[TO DO]
Write the data below out again in full, exactly as shown.

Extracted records
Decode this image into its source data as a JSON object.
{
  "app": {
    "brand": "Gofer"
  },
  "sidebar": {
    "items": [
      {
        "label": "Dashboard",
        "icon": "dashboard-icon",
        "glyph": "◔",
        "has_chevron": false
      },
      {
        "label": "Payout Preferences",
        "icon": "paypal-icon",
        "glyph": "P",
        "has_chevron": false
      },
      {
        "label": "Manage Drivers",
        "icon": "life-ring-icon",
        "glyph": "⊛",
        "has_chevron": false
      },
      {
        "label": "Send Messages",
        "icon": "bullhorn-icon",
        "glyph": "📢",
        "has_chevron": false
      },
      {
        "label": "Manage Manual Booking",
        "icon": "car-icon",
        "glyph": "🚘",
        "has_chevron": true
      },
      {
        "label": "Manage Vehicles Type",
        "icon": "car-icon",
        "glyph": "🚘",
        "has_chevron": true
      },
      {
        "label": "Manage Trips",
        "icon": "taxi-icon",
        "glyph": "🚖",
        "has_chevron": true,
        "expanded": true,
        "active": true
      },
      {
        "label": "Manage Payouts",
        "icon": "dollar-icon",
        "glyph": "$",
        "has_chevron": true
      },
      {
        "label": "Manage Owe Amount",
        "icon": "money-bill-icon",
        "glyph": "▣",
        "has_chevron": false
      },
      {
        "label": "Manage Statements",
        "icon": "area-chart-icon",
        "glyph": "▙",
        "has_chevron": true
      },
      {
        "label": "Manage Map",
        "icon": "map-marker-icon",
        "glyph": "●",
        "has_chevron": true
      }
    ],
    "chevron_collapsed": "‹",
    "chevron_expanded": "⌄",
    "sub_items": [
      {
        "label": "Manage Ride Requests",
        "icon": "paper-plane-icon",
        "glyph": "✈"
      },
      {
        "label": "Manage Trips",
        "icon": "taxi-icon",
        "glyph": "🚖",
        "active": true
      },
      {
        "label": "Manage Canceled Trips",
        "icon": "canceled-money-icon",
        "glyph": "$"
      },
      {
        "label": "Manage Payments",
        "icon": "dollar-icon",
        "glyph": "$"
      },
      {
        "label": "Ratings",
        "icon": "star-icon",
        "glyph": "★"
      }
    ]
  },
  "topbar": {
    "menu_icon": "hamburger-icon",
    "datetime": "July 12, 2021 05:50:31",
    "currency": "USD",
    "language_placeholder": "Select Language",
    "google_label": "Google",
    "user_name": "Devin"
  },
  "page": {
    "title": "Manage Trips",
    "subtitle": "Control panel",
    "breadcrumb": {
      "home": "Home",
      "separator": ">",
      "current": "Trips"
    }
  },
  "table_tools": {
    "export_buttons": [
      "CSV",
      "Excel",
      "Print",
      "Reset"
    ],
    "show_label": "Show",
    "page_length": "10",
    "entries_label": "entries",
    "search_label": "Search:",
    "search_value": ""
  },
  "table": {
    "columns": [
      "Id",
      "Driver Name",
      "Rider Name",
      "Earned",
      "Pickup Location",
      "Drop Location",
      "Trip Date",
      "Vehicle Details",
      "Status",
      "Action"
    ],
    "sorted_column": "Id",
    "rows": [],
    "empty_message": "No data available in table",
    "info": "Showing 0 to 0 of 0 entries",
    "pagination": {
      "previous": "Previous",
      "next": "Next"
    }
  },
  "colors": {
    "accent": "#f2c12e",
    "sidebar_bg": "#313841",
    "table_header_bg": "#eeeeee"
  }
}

[EXERCISE RESULT]
Decode this image into its source data as a JSON object.
{
  "app": {
    "brand": "Gofer"
  },
  "sidebar": {
    "items": [
      {
        "label": "Dashboard",
        "icon": "dashboard-icon",
        "glyph": "◔",
        "has_chevron": false
      },
      {
        "label": "Payout Preferences",
        "icon": "paypal-icon",
        "glyph": "P",
        "has_chevron": false
      },
      {
        "label": "Manage Drivers",
        "icon": "life-ring-icon",
        "glyph": "⊛",
        "has_chevron": false
      },
      {
        "label": "Send Messages",
        "icon": "bullhorn-icon",
        "glyph": "📢",
        "has_chevron": false
      },
      {
        "label": "Manage Manual Booking",
        "icon": "car-icon",
        "glyph": "🚘",
        "has_chevron": true
      },
      {
        "label": "Manage Vehicles Type",
        "icon": "car-icon",
        "glyph": "🚘",
        "has_chevron": true
      },
      {
        "label": "Manage Trips",
        "icon": "taxi-icon",
        "glyph": "🚖",
        "has_chevron": true,
        "expanded": true,
        "active": true
      },
      {
        "label": "Manage Payouts",
        "icon": "dollar-icon",
        "glyph": "$",
        "has_chevron": true
      },
      {
        "label": "Manage Owe Amount",
        "icon": "money-bill-icon",
        "glyph": "▣",
        "has_chevron": false
      },
      {
        "label": "Manage Statements",
        "icon": "area-chart-icon",
        "glyph": "▙",
        "has_chevron": true
      },
      {
        "label": "Manage Map",
        "icon": "map-marker-icon",
        "glyph": "●",
        "has_chevron": true
      }
    ],
    "chevron_collapsed": "‹",
    "chevron_expanded": "⌄",
    "sub_items": [
      {
        "label": "Manage Ride Requests",
        "icon": "paper-plane-icon",
        "glyph": "✈"
      },
      {
        "label": "Manage Trips",
        "icon": "taxi-icon",
        "glyph": "🚖",
        "active": true
      },
      {
        "label": "Manage Canceled Trips",
        "icon": "canceled-money-icon",
        "glyph": "$"
      },
      {
        "label": "Manage Payments",
        "icon": "dollar-icon",
        "glyph": "$"
      },
      {
        "label": "Ratings",
        "icon": "star-icon",
        "glyph": "★"
      }
    ]
  },
  "topbar": {
    "menu_icon": "hamburger-icon",
    "datetime": "July 12, 2021 05:50:31",
    "currency": "USD",
    "language_placeholder": "Select Language",
    "google_label": "Google",
    "user_name": "Devin"
  },
  "page": {
    "title": "Manage Trips",
    "subtitle": "Control panel",
    "breadcrumb": {
      "home": "Home",
      "separator": ">",
      "current": "Trips"
    }
  },
  "table_tools": {
    "export_buttons": [
      "CSV",
      "Excel",
      "Print",
      "Reset"
    ],
    "show_label": "Show",
    "page_length": "10",
    "entries_label": "entries",
    "search_label": "Search:",
    "search_value": ""
  },
  "table": {
    "columns": [
      "Id",
      "Driver Name",
      "Rider Name",
      "Earned",
      "Pickup Location",
      "Drop Location",
      "Trip Date",
      "Vehicle Details",
      "Status",
      "Action"
    ],
    "sorted_column": "Id",
    "rows": [],
    "empty_message": "No data available in table",
    "info": "Showing 0 to 0 of 0 entries",
    "pagination": {
      "previous": "Previous",
      "next": "Next"
    }
  },
  "colors": {
    "accent": "#f2c12e",
    "sidebar_bg": "#313841",
    "table_header_bg": "#eeeeee"
  }
}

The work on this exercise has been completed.